When did parenting become more about ownership and less about raising children with the hope that they would be great or meaningful people?
When my husband asked for a divorce from his ex, she didn't cry, ask him to change his mind, or even argue with him over it. She screamed, "You won't take my babies!" and dragged the kids out of bed in the middle of the night, on a school night, crying their heads off in fear, and took them to her parents' house. (Turns out, that one action alone could have guaranteed him the house...But he didn't get a lawyer.) Their only discussions were about dividing stuff. Eight years- and all that mattered was the stuff and who controlled the kids. He has said many times that it was like she was just waiting for him to ask for the divorce first.
The more I read, the more I see, and the more I learn about divorce cases, the more it seems that children are possessions or trophies. There's a difference between a child being a "blessing" and a child being your entire identity, self-esteem, and friendship support circle. My husband had to specifically ask to be included when his ex was pregnant, because she wouldn't talk to him about their shared offspring. That continued after they were born, in marriage and divorce.
That first year, my husband's ex-wife just didn't let him see the kids before, at, or after Christmas. He didn't go to visit his family on the off-chance that she would let him see them. He cried on Christmas Eve during the church service I took him to in my home town and cried after talking to them on the phone. I'm sure he cried more than that, but he doesn't want you to know that.
California law says that if the parent is fit, willing, and able, then they will be granted time. If both parents are fit, willing, and able, the time will be split equally, or as close to that as possible. But as Alec Baldwin keeps informing us on television interviews, you have to fight for your equal time if you're on the father's side of the battle.
My husband has explained his emotions and beliefs about time with his children in this way- If they were fine, if he knew they were being encouraged to succeed, learn, and grow, if he knew they were watched by stable, God-fearing people, if he knew they were happy and treated well- Then he doesn't think he would have to fight for at least the right to be a parent to his own children, considering he is overly "fit, willing, and able."
People always talk about how dads spent less time with the kids before but took on new tasks or realized how important his time was once there was a divorce. In my husband's case, he was completely aware of how much a joy his children were, and that is why he couldn't keep them in that marriage. He couldn't continue to support what they were learning from his ex and subjected to. He no longer had any effect on change while he was in the same house.
One of the hardest things for him is the simple fact that he doesn't actually know where they are at night. He can't check on them at night, hear them breathing, or give them a kiss. Possibly, his most important element is security and safety. In other words, he didn't consider years of nights in the same house with them as time separate from them. Work is necessary, but coming home each night, it was his job to make sure everyone was safe and secure. He was, in fact, "with them" every possible chance he had.

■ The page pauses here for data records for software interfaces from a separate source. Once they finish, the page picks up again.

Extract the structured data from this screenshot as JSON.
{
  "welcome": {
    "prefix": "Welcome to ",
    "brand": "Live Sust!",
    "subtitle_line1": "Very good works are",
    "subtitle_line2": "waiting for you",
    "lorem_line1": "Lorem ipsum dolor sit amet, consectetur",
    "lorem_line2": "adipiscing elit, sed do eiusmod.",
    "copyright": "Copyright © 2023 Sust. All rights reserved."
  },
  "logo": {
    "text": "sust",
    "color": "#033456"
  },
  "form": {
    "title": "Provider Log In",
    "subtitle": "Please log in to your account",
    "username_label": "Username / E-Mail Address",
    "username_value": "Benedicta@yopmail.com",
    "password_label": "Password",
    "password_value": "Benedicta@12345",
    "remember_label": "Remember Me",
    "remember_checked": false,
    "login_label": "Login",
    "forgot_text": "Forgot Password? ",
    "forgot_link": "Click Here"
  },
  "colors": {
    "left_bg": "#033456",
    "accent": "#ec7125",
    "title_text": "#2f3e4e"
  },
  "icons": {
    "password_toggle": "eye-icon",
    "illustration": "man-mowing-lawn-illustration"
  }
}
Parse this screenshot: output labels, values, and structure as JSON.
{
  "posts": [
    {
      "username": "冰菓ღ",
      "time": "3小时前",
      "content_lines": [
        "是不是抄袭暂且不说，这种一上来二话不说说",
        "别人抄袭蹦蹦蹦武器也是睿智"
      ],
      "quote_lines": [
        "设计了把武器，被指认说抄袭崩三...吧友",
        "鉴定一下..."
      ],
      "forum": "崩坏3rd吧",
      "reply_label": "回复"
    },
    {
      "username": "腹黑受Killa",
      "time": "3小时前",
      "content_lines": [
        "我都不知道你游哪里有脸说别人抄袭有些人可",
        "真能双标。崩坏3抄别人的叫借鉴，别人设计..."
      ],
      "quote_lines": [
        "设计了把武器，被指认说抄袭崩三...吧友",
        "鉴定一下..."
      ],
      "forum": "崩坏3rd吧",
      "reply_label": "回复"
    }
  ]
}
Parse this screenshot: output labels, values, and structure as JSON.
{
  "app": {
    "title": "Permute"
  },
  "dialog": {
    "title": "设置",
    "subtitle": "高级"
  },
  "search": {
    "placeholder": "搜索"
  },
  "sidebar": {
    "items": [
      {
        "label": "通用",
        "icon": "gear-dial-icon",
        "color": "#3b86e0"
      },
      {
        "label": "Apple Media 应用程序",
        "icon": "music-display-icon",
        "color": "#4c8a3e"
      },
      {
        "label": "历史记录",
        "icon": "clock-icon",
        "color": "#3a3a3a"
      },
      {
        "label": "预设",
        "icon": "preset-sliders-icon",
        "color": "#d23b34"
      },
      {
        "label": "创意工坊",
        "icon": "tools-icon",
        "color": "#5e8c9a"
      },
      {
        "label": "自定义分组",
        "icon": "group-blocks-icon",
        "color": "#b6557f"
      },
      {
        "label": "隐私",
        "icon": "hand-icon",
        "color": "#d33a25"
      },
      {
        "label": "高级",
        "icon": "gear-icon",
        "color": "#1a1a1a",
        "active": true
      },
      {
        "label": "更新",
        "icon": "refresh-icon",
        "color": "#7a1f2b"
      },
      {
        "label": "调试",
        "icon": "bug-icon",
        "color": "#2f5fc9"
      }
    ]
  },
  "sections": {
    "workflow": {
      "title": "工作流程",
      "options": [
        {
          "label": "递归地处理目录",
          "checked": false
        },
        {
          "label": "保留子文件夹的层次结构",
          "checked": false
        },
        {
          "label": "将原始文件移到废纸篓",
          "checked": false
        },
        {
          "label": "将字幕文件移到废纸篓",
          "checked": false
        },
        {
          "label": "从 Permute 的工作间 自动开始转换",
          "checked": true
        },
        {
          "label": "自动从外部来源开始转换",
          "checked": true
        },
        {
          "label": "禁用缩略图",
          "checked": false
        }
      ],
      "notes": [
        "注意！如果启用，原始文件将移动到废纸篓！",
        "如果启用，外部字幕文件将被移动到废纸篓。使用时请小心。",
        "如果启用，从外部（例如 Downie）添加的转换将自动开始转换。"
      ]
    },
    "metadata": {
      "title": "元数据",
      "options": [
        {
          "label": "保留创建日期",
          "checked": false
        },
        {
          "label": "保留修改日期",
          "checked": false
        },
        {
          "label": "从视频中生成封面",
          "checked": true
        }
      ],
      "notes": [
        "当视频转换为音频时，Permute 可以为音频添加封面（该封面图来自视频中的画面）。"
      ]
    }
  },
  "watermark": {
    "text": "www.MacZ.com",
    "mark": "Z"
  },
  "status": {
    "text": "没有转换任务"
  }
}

When we were granted extra custody for a few months, before a different mediator swapped it around, we saw how different things were when the kids were with me before he got home from work. Just the mere fact that they were out of their mom or her boyfriend's grasp meant that they could call their dad (very hard for them to do normally), that they told us about things at school they never remembered before, that we saw schoolwork we had never seen before, forms, papers, and most of all, a major increase in comfort at our house and with us. When he was home from work or needed to go to an appointment, he picked them up. If I couldn't make it, he would get off of work. The time spent with him in numerous different ways went up, even if I was mostly picking them up. It was great. Most importantly, both children made some significant behavioral changes we'd been telling the courts and their mom about for years. I haven't read it yet, but I'm sure this would support the book "Strong Fathers, Strong Daughters" by Meg Meeker.
But in our court case, the mom somehow means stability despite the huge and continual life changes and extra unnecessary fear, stress, and anxiety. My husband has done nothing to show he is unfit, unable, and everything to show he is completely willing. On the other hand, she knows she can barely handle her life, but must "keep" "her" children.
The different value sets offered by mothers, fathers, females, males bring balance to any child. Whether its security, affection, playfulness, discipline, lessons, religious, cultural, athletic- children need it all, regardless of severely outdated stereotypes of roles. If it can't happen in the same house, then it needs to happen in a way that doesn't punish completely capable parents- or the children who need both parents to succeed. A one-sided parenting agreement should happen when parents are not, in fact, willing, fit, or able.